BANGKOK, Nov 13 — The global rubber price is expected to see an upward trend in the second half (H2) of next year and may hit US$2.45 (US$1= RM4.13) per kilogram (kg) as early as 2022.
ALA Advisors Pte Ltd chief Investment Officer Dar Wong said the rubber price was likely to fall again in the first half of 2021 and then make a ‘V-shaped’ recovery after mid-2021.
“From now until January next year, we are expecting the rubber price will move sideways between US$1.30 and US$1.70 per kg. When the market breaks out at US$1.70 per kg, the rubber price will start to climb up.
“If the rubber price starts to recover starting next year, it will go like a waveform, eventually it will hit the high between 2022 to early 2024.
“I believe it will hit a new high than what we saw in 2011,” he said during the Global Rubber Conference (GRC) held via a hybrid format, both in-person attendees and remote viewers.
Wong said the prices of commodities, including rubber, move inversely to the dollar.
He said a weaker US dollar tends to boost all dollar-denominated commodities and when US dollar recedes in boom-bust cycle, the rubber price will recover or even reach a new high.
He projected the rubber price to gradually increase when the new US President draws up a new budget to fight economic slowdown in March or April next year.
Meanwhile, the Association of Natural Rubber Producing Countries (ANRPC) secretary-general R. B. Premadasa said the global rubber production was expected to witness further capacity addition until 2023 and stagnate thereafter.
“If prices turn attractive coinciding with the stagnation of mature areas between 2023 and 2024, farmers are expected to adopt short-term measures to maximize the yield from existing trees.

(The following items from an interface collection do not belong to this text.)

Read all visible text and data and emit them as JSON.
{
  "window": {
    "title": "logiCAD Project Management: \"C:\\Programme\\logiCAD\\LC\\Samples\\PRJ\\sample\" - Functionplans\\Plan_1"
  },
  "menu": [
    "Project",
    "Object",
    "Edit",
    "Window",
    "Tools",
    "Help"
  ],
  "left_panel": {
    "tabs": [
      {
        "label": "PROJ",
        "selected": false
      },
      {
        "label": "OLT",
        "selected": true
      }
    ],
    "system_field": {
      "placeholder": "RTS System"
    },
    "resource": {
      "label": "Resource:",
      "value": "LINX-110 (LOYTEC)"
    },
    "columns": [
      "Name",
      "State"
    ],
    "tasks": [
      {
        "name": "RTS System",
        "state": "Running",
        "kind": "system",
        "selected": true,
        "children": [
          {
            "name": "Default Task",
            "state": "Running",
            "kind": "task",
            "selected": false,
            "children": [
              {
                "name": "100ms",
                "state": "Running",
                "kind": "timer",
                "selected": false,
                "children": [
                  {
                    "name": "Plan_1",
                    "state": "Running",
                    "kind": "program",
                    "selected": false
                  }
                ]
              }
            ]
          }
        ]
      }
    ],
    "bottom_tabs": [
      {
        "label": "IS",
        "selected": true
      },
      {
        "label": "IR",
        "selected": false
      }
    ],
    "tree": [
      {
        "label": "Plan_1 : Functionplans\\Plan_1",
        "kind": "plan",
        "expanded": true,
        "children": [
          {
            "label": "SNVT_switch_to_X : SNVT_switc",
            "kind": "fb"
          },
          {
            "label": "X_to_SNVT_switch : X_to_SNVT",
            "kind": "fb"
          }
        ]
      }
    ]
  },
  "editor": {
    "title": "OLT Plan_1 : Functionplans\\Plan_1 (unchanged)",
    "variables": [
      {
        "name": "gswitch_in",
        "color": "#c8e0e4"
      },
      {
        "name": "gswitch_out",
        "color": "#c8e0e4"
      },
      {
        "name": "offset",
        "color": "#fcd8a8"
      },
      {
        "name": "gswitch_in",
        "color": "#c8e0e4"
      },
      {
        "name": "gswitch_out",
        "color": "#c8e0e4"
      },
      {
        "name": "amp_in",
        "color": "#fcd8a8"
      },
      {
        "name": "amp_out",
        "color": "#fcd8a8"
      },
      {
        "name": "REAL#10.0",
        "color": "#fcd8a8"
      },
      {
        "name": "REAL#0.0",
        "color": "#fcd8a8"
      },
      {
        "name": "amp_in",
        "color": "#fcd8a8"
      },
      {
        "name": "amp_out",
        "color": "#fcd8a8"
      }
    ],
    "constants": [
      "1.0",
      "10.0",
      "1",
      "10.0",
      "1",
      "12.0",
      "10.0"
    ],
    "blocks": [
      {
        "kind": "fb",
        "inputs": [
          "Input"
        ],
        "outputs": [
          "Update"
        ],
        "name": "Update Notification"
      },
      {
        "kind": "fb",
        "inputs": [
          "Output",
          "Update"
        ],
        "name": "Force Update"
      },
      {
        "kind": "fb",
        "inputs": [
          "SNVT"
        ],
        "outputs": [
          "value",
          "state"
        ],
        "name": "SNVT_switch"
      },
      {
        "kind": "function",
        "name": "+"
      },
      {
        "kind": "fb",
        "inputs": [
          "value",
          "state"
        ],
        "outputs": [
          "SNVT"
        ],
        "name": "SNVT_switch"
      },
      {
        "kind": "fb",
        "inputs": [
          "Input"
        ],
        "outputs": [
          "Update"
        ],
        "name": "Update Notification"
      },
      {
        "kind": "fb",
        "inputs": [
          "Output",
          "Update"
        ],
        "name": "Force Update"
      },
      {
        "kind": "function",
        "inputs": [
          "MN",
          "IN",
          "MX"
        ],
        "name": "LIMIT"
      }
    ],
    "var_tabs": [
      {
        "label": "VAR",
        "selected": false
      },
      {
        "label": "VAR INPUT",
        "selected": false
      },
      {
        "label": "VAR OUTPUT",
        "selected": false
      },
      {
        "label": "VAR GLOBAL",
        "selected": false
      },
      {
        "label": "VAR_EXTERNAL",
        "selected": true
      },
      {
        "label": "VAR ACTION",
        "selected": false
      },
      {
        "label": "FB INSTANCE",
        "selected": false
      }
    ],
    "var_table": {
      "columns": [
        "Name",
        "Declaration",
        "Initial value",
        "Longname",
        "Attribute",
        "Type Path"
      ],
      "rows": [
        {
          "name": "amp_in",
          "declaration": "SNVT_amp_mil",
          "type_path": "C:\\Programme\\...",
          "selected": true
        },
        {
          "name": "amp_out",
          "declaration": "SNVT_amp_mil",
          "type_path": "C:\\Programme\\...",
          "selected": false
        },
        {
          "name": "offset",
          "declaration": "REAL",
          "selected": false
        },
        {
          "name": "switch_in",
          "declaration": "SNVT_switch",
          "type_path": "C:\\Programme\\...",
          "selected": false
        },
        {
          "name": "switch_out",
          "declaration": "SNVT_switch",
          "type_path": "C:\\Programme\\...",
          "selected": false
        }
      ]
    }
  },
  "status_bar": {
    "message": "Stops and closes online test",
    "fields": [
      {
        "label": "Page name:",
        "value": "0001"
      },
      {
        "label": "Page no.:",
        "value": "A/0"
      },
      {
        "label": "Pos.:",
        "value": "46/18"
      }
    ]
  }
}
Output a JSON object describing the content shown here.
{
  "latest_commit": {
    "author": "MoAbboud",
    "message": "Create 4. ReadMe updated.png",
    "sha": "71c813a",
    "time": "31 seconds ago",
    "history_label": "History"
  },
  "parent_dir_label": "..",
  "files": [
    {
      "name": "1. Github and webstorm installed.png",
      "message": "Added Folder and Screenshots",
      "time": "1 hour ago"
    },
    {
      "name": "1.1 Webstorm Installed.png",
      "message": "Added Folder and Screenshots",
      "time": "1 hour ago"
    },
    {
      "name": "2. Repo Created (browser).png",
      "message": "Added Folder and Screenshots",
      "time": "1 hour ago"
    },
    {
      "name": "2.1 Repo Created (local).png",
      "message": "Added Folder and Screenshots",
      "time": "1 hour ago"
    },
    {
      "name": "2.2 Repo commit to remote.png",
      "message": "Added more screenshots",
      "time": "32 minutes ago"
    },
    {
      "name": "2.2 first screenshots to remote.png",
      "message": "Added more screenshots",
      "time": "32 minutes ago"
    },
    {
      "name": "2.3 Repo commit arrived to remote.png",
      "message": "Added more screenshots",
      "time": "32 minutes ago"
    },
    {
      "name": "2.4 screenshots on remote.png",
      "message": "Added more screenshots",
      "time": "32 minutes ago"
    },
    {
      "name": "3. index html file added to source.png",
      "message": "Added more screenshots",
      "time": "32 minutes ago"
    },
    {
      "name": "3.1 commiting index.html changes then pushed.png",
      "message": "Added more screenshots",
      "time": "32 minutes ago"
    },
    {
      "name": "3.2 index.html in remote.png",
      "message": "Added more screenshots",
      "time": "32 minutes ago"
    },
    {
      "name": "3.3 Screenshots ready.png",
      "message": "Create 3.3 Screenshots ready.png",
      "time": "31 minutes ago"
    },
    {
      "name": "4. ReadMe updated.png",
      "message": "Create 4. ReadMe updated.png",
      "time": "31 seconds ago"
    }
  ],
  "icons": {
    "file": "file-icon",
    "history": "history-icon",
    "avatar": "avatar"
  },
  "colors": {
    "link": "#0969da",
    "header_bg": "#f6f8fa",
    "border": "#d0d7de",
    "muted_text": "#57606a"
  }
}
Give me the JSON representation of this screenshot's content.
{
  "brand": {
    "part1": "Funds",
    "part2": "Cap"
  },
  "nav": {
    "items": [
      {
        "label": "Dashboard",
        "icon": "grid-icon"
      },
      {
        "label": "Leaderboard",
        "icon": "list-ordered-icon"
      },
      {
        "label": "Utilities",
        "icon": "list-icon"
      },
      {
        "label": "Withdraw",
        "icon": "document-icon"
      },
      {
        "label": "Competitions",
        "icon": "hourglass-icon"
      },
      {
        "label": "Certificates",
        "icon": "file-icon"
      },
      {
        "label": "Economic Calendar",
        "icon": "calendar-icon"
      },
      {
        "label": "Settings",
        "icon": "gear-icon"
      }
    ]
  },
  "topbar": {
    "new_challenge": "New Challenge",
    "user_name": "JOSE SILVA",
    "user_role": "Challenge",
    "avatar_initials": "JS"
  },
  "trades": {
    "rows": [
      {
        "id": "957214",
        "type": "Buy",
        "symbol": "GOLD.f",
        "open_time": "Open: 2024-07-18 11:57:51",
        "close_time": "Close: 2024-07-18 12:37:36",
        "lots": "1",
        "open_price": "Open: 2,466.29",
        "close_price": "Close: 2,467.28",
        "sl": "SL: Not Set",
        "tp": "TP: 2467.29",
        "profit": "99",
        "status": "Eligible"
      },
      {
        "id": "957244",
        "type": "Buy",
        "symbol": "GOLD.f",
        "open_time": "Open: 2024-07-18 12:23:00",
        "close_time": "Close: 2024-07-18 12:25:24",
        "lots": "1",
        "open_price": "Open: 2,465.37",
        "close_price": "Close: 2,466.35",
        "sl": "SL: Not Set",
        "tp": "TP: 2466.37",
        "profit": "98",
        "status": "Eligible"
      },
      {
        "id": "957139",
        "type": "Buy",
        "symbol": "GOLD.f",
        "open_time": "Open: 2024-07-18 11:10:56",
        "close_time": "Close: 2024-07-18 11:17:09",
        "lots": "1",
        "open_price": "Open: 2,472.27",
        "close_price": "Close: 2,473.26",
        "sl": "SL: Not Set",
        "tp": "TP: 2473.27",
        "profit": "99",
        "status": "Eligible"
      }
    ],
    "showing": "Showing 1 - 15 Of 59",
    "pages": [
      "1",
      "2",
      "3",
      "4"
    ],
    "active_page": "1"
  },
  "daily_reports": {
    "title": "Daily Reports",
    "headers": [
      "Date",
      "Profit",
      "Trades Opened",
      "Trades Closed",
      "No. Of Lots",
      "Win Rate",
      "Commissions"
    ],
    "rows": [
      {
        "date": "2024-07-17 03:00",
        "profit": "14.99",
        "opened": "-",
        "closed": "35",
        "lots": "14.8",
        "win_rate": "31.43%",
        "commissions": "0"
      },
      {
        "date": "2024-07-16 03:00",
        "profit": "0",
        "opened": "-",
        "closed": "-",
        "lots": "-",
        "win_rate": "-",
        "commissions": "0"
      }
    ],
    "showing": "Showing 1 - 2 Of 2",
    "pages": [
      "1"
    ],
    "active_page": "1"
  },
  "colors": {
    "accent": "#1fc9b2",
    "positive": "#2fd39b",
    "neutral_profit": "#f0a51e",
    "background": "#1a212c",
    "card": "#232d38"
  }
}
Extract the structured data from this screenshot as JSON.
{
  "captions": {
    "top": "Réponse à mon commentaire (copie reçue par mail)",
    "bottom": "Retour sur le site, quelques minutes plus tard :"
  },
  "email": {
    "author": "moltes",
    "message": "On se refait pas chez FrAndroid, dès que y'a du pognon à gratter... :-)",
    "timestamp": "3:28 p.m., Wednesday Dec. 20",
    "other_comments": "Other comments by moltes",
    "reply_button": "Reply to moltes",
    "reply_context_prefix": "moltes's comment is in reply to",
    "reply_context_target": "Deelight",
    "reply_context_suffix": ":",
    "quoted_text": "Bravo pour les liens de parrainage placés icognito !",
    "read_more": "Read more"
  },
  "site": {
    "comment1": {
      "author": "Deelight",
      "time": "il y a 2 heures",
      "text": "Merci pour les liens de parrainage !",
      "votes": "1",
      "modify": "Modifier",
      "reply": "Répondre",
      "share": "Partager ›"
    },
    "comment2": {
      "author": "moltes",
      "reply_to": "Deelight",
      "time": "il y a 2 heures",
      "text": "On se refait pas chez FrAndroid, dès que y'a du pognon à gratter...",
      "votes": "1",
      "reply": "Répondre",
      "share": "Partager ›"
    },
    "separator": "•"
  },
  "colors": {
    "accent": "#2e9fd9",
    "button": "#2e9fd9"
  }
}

In that case, the average yield from existing mature trees can improve in the next one year.
“The market is expected to feel tight supply starting from 2024 or 2025 even if the demand increases at a normal growth,” he said.
Meanwhile, Premadasa said the global rubber production for this year is projected to drop 6.8 percent to 12.90 million tonnes from 13.84 million tonnes last year, while rubber consumption will fall 7.3 percent to 12.76 million tonnes from 13.77 million tonnes. — Bernama